§ PROBLEM DESCRIPTION
Copy all the lines of the listing below exactly. Skip the images.

§ WORKING DATA

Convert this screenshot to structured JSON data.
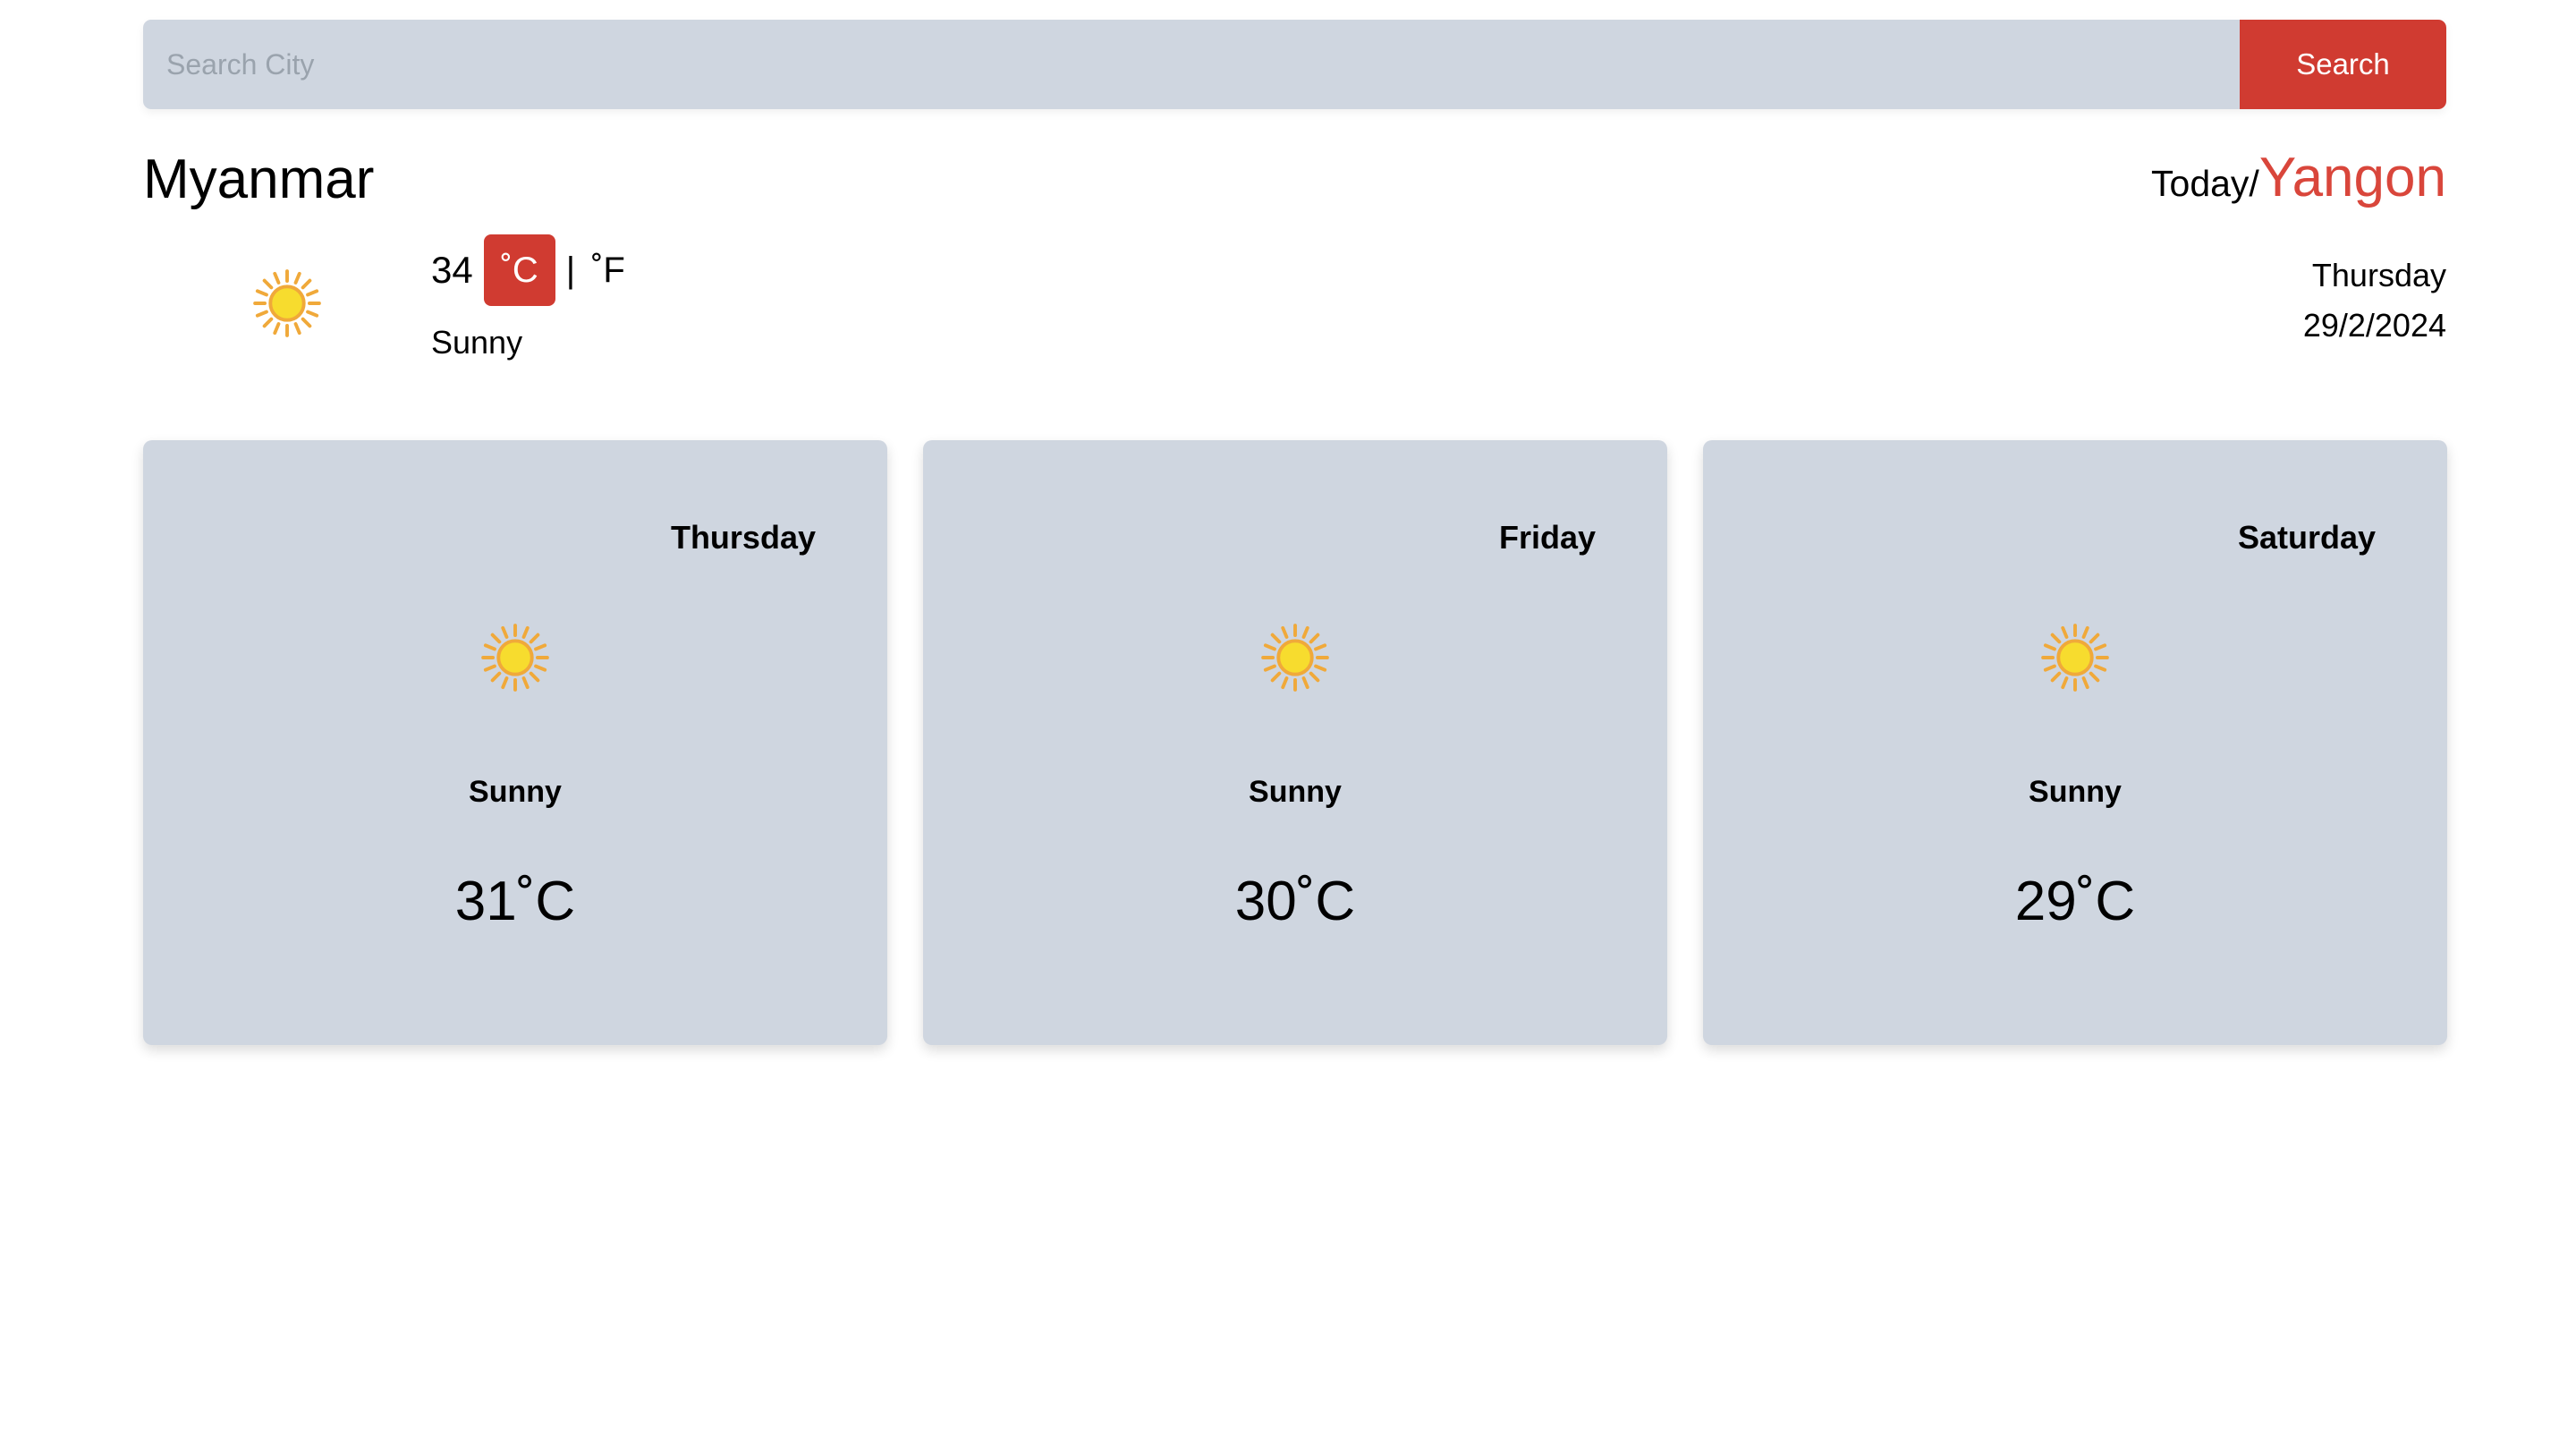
{
  "search": {
    "placeholder": "Search City",
    "value": "",
    "button_label": "Search"
  },
  "header": {
    "country": "Myanmar",
    "today_label": "Today/",
    "city": "Yangon"
  },
  "current": {
    "icon": "sun-icon",
    "temperature": "34",
    "unit_celsius": "˚C",
    "separator": "|",
    "unit_fahrenheit": "˚F",
    "active_unit": "celsius",
    "condition": "Sunny",
    "day": "Thursday",
    "date": "29/2/2024"
  },
  "forecast": [
    {
      "day": "Thursday",
      "icon": "sun-icon",
      "condition": "Sunny",
      "temp": "31˚C"
    },
    {
      "day": "Friday",
      "icon": "sun-icon",
      "condition": "Sunny",
      "temp": "30˚C"
    },
    {
      "day": "Saturday",
      "icon": "sun-icon",
      "condition": "Sunny",
      "temp": "29˚C"
    }
  ],
  "colors": {
    "accent": "#d03b31",
    "city": "#d9463b",
    "card_bg": "#cfd6e0",
    "sun_core": "#f7dc2e",
    "sun_rays": "#f0a93a"
  }
}
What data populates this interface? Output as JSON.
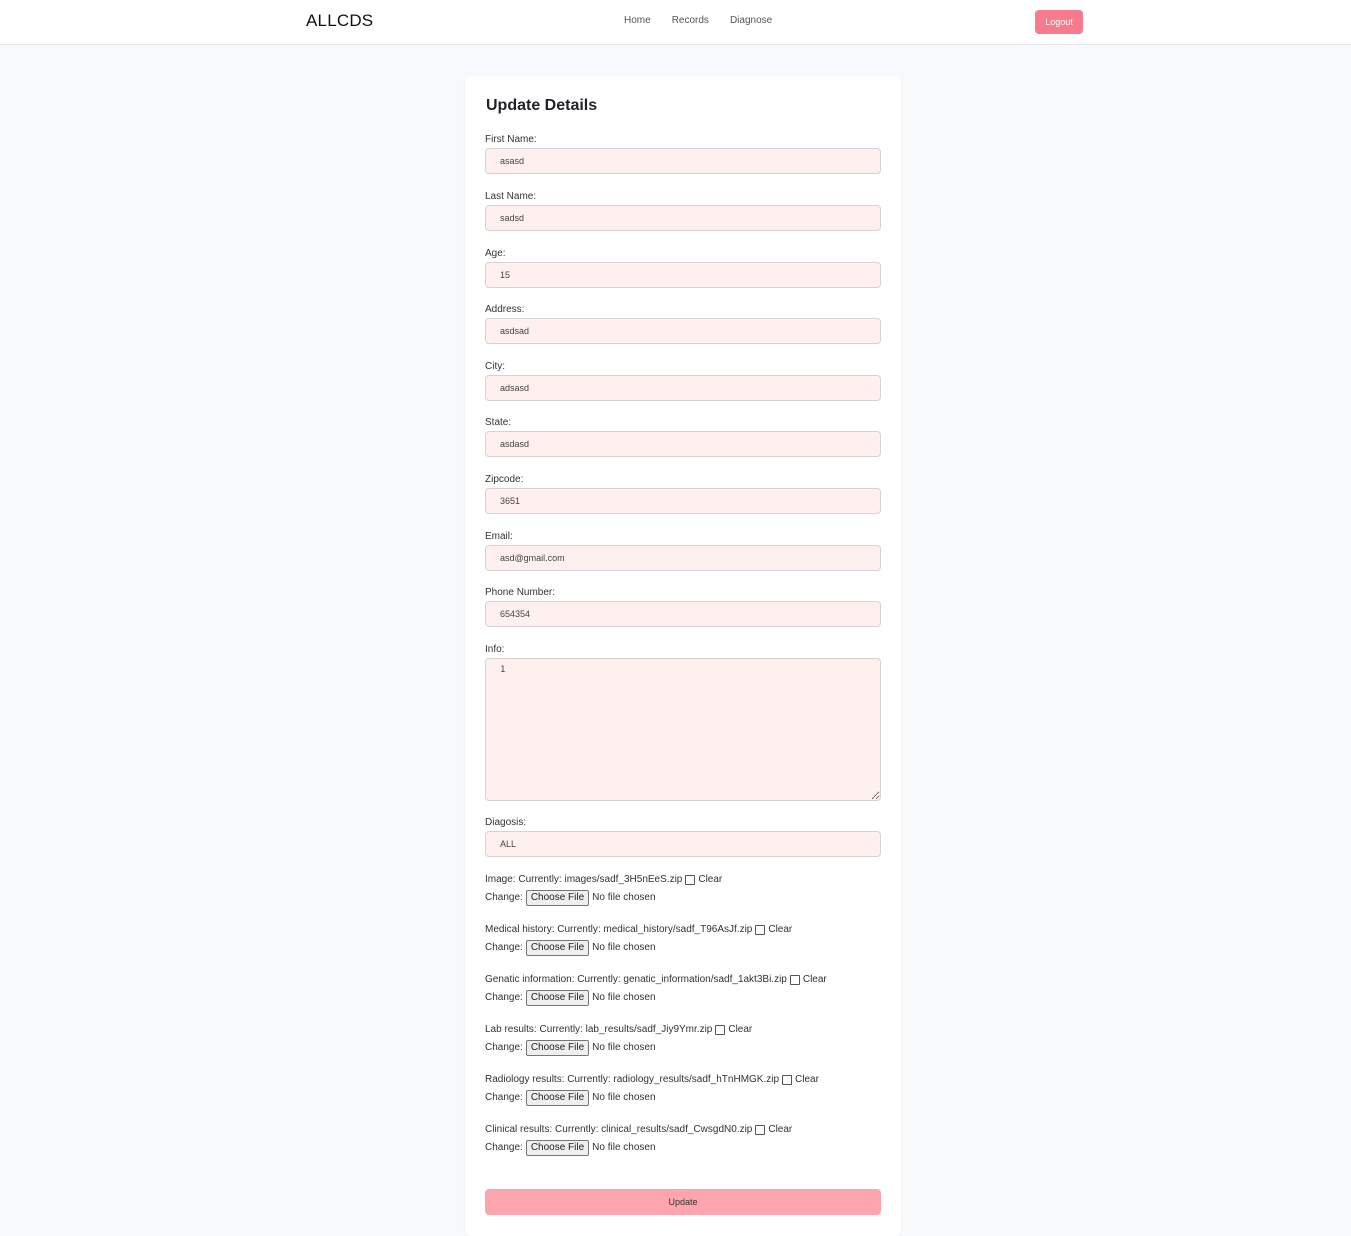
{
  "navbar": {
    "brand": "ALLCDS",
    "links": [
      "Home",
      "Records",
      "Diagnose"
    ],
    "logout_label": "Logout"
  },
  "form": {
    "title": "Update Details",
    "fields": [
      {
        "label": "First Name:",
        "value": "asasd"
      },
      {
        "label": "Last Name:",
        "value": "sadsd"
      },
      {
        "label": "Age:",
        "value": "15"
      },
      {
        "label": "Address:",
        "value": "asdsad"
      },
      {
        "label": "City:",
        "value": "adsasd"
      },
      {
        "label": "State:",
        "value": "asdasd"
      },
      {
        "label": "Zipcode:",
        "value": "3651"
      },
      {
        "label": "Email:",
        "value": "asd@gmail.com"
      },
      {
        "label": "Phone Number:",
        "value": "654354"
      }
    ],
    "info": {
      "label": "Info:",
      "value": "1"
    },
    "diagnosis": {
      "label": "Diagosis:",
      "value": "ALL"
    },
    "files": [
      {
        "label": "Image:",
        "current": "images/sadf_3H5nEeS.zip"
      },
      {
        "label": "Medical history:",
        "current": "medical_history/sadf_T96AsJf.zip"
      },
      {
        "label": "Genatic information:",
        "current": "genatic_information/sadf_1akt3Bi.zip"
      },
      {
        "label": "Lab results:",
        "current": "lab_results/sadf_Jiy9Ymr.zip"
      },
      {
        "label": "Radiology results:",
        "current": "radiology_results/sadf_hTnHMGK.zip"
      },
      {
        "label": "Clinical results:",
        "current": "clinical_results/sadf_CwsgdN0.zip"
      }
    ],
    "file_texts": {
      "currently": "Currently:",
      "clear": "Clear",
      "change": "Change:",
      "choose": "Choose File",
      "no_file": "No file chosen"
    },
    "submit_label": "Update"
  },
  "colors": {
    "accent": "#f77b8d",
    "input_bg": "#fff0f0",
    "submit_bg": "#fda4af",
    "page_bg": "#f8f9fa"
  }
}
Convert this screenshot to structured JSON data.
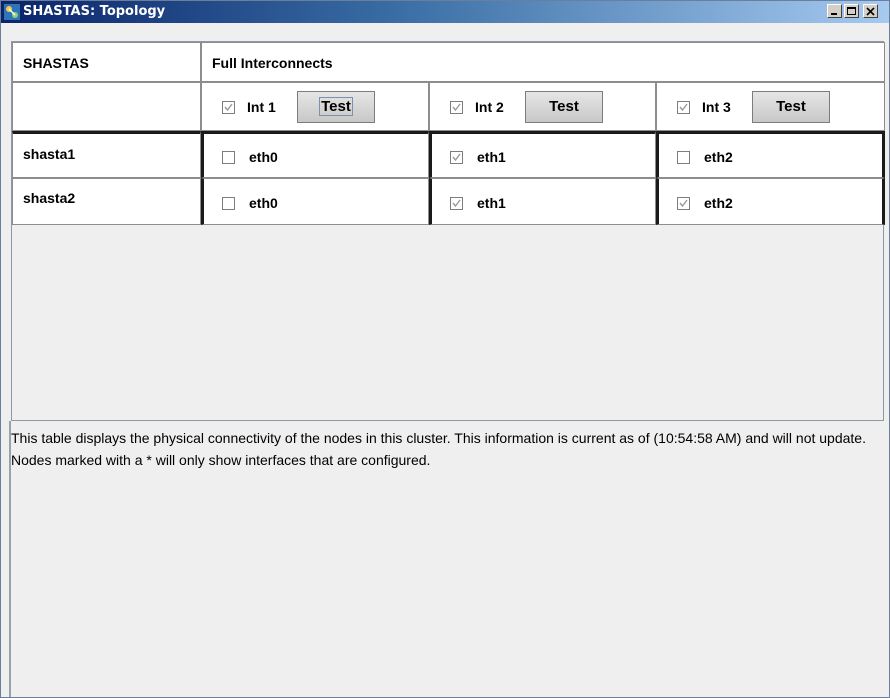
{
  "window": {
    "title": "SHASTAS: Topology",
    "controls": [
      "minimize-icon",
      "maximize-icon",
      "close-icon"
    ]
  },
  "table": {
    "corner_header": "SHASTAS",
    "group_header": "Full Interconnects",
    "interconnects": [
      {
        "label": "Int 1",
        "checked": true,
        "button": "Test"
      },
      {
        "label": "Int 2",
        "checked": true,
        "button": "Test"
      },
      {
        "label": "Int 3",
        "checked": true,
        "button": "Test"
      }
    ],
    "rows": [
      {
        "node": "shasta1",
        "cells": [
          {
            "label": "eth0",
            "checked": false
          },
          {
            "label": "eth1",
            "checked": true
          },
          {
            "label": "eth2",
            "checked": false
          }
        ]
      },
      {
        "node": "shasta2",
        "cells": [
          {
            "label": "eth0",
            "checked": false
          },
          {
            "label": "eth1",
            "checked": true
          },
          {
            "label": "eth2",
            "checked": true
          }
        ]
      }
    ]
  },
  "description": "This table displays the physical connectivity of the nodes in this cluster.  This information is current as of (10:54:58 AM) and will not update.  Nodes marked with a * will only show interfaces that are configured.",
  "colors": {
    "title_bar_start": "#0a246a",
    "title_bar_end": "#a6caf0",
    "panel_bg": "#efefef"
  }
}
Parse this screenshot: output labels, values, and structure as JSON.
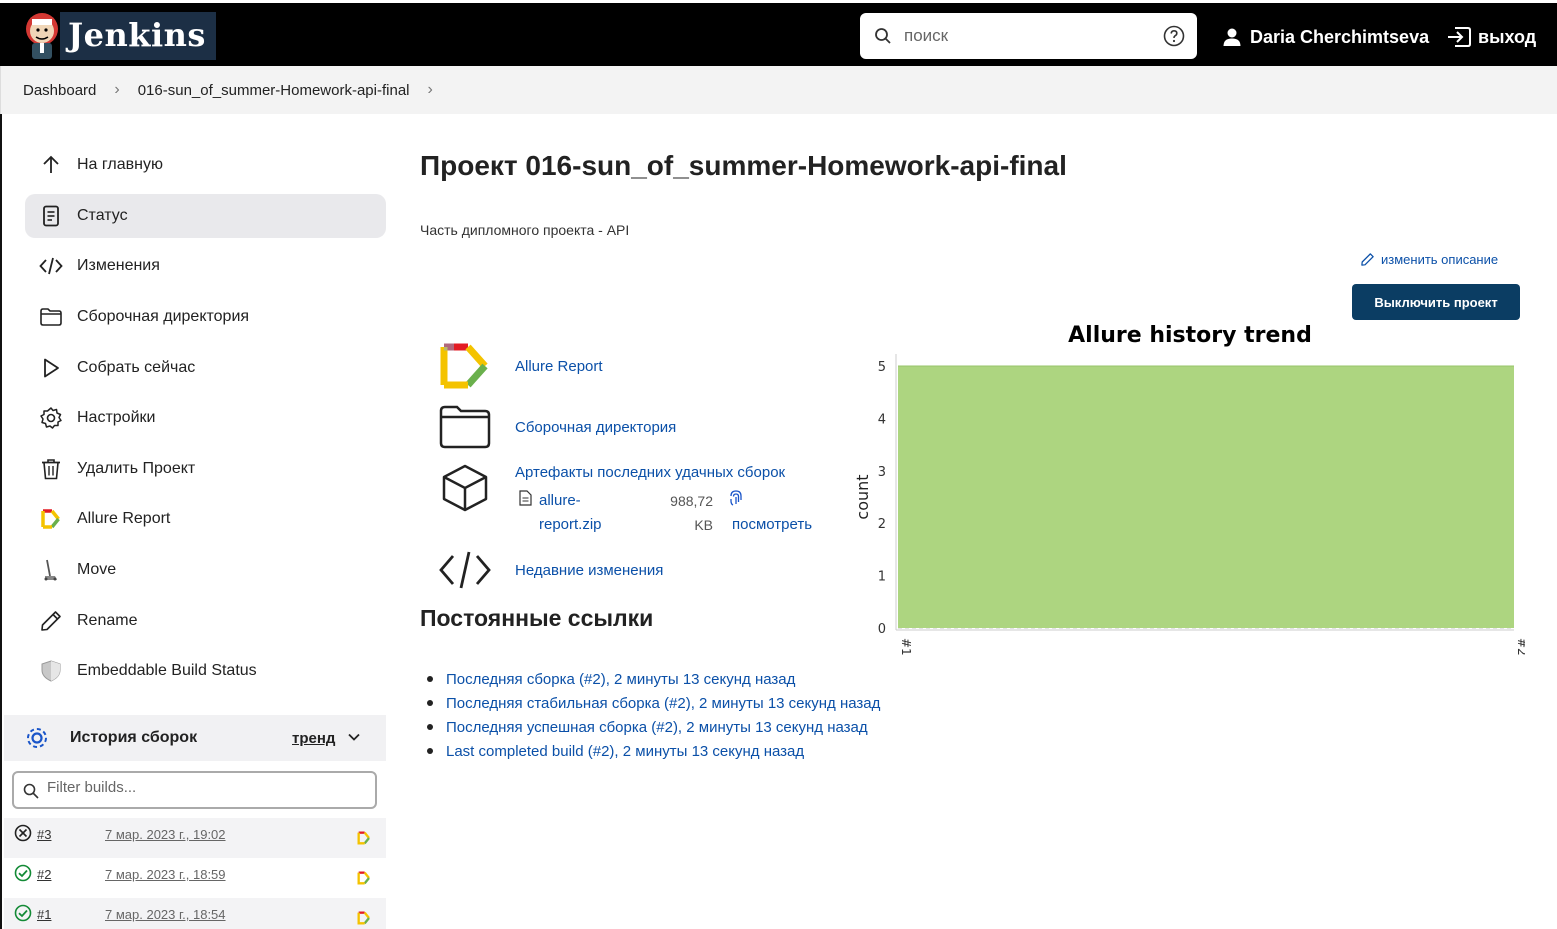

§ RESULT OF THE TASK
Convert this screenshot to structured JSON data.
{
  "search": {
    "placeholder": "Search City",
    "value": "",
    "button_label": "Search"
  },
  "header": {
    "country": "Myanmar",
    "today_label": "Today/",
    "city": "Yangon"
  },
  "current": {
    "icon": "sun-icon",
    "temperature": "34",
    "unit_celsius": "˚C",
    "separator": "|",
    "unit_fahrenheit": "˚F",
    "active_unit": "celsius",
    "condition": "Sunny",
    "day": "Thursday",
    "date": "29/2/2024"
  },
  "forecast": [
    {
      "day": "Thursday",
      "icon": "sun-icon",
      "condition": "Sunny",
      "temp": "31˚C"
    },
    {
      "day": "Friday",
      "icon": "sun-icon",
      "condition": "Sunny",
      "temp": "30˚C"
    },
    {
      "day": "Saturday",
      "icon": "sun-icon",
      "condition": "Sunny",
      "temp": "29˚C"
    }
  ],
  "colors": {
    "accent": "#d03b31",
    "city": "#d9463b",
    "card_bg": "#cfd6e0",
    "sun_core": "#f7dc2e",
    "sun_rays": "#f0a93a"
  }
}
What data populates this interface? Output as JSON.
{
  "navbar": {
    "brand": "ALLCDS",
    "links": [
      "Home",
      "Records",
      "Diagnose"
    ],
    "logout_label": "Logout"
  },
  "form": {
    "title": "Update Details",
    "fields": [
      {
        "label": "First Name:",
        "value": "asasd"
      },
      {
        "label": "Last Name:",
        "value": "sadsd"
      },
      {
        "label": "Age:",
        "value": "15"
      },
      {
        "label": "Address:",
        "value": "asdsad"
      },
      {
        "label": "City:",
        "value": "adsasd"
      },
      {
        "label": "State:",
        "value": "asdasd"
      },
      {
        "label": "Zipcode:",
        "value": "3651"
      },
      {
        "label": "Email:",
        "value": "asd@gmail.com"
      },
      {
        "label": "Phone Number:",
        "value": "654354"
      }
    ],
    "info": {
      "label": "Info:",
      "value": "1"
    },
    "diagnosis": {
      "label": "Diagosis:",
      "value": "ALL"
    },
    "files": [
      {
        "label": "Image:",
        "current": "images/sadf_3H5nEeS.zip"
      },
      {
        "label": "Medical history:",
        "current": "medical_history/sadf_T96AsJf.zip"
      },
      {
        "label": "Genatic information:",
        "current": "genatic_information/sadf_1akt3Bi.zip"
      },
      {
        "label": "Lab results:",
        "current": "lab_results/sadf_Jiy9Ymr.zip"
      },
      {
        "label": "Radiology results:",
        "current": "radiology_results/sadf_hTnHMGK.zip"
      },
      {
        "label": "Clinical results:",
        "current": "clinical_results/sadf_CwsgdN0.zip"
      }
    ],
    "file_texts": {
      "currently": "Currently:",
      "clear": "Clear",
      "change": "Change:",
      "choose": "Choose File",
      "no_file": "No file chosen"
    },
    "submit_label": "Update"
  },
  "colors": {
    "accent": "#f77b8d",
    "input_bg": "#fff0f0",
    "submit_bg": "#fda4af",
    "page_bg": "#f8f9fa"
  }
}
Convert this screenshot to structured JSON data.
{
  "window": {
    "title": "SHASTAS: Topology",
    "controls": [
      "minimize-icon",
      "maximize-icon",
      "close-icon"
    ]
  },
  "table": {
    "corner_header": "SHASTAS",
    "group_header": "Full Interconnects",
    "interconnects": [
      {
        "label": "Int 1",
        "checked": true,
        "button": "Test"
      },
      {
        "label": "Int 2",
        "checked": true,
        "button": "Test"
      },
      {
        "label": "Int 3",
        "checked": true,
        "button": "Test"
      }
    ],
    "rows": [
      {
        "node": "shasta1",
        "cells": [
          {
            "label": "eth0",
            "checked": false
          },
          {
            "label": "eth1",
            "checked": true
          },
          {
            "label": "eth2",
            "checked": false
          }
        ]
      },
      {
        "node": "shasta2",
        "cells": [
          {
            "label": "eth0",
            "checked": false
          },
          {
            "label": "eth1",
            "checked": true
          },
          {
            "label": "eth2",
            "checked": true
          }
        ]
      }
    ]
  },
  "description": "This table displays the physical connectivity of the nodes in this cluster.  This information is current as of (10:54:58 AM) and will not update.  Nodes marked with a * will only show interfaces that are configured.",
  "colors": {
    "title_bar_start": "#0a246a",
    "title_bar_end": "#a6caf0",
    "panel_bg": "#efefef"
  }
}
Parse this screenshot: output labels, values, and structure as JSON.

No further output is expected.